* **PROBLEM STATEMENT**:
Go through the data below. List every line that holds the word "Terminal".
<<<<
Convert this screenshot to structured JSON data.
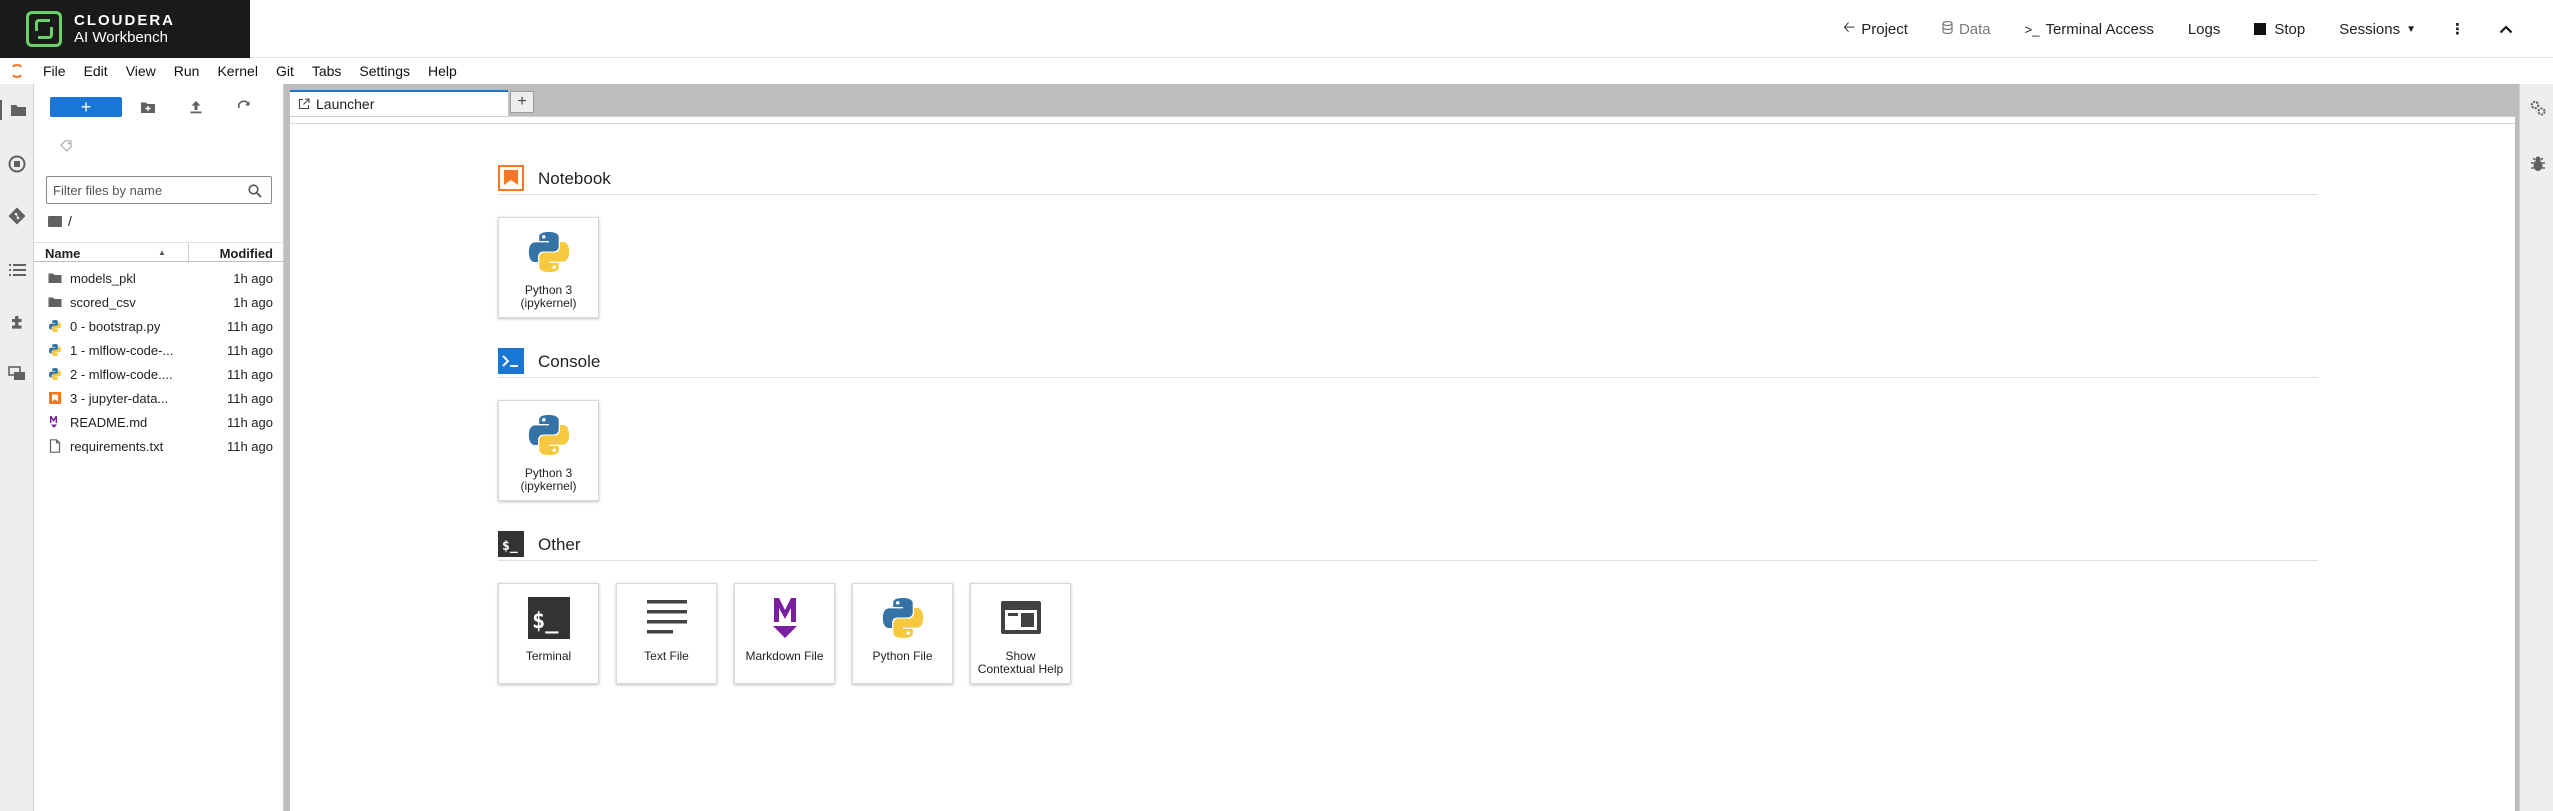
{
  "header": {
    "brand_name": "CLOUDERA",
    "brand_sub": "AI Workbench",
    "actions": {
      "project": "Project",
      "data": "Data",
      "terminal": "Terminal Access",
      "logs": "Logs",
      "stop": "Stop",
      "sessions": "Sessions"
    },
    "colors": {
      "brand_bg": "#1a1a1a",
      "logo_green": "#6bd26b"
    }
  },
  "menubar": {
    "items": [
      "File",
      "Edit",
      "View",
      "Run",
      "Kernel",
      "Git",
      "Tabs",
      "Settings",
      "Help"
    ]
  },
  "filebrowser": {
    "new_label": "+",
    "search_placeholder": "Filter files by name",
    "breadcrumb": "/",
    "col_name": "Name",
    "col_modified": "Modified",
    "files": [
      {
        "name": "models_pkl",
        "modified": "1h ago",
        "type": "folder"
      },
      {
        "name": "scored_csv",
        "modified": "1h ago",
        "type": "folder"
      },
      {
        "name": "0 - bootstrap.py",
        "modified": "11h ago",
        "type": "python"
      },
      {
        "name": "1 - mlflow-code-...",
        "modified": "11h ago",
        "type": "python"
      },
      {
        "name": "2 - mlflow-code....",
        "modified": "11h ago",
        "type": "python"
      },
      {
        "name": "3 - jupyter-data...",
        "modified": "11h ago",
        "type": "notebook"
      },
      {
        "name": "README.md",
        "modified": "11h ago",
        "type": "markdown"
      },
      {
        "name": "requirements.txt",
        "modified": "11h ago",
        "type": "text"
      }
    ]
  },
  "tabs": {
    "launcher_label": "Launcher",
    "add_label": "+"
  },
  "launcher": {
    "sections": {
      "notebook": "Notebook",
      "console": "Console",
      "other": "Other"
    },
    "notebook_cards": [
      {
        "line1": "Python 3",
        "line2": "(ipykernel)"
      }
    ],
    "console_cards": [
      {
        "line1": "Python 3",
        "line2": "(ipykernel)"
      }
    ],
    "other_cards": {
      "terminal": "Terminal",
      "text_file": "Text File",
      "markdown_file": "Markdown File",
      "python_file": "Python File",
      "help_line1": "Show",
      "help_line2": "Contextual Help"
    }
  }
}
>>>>
* **ANSWER FOR THE TASK**:
      "terminal": "Terminal Access",
      "terminal": "Terminal",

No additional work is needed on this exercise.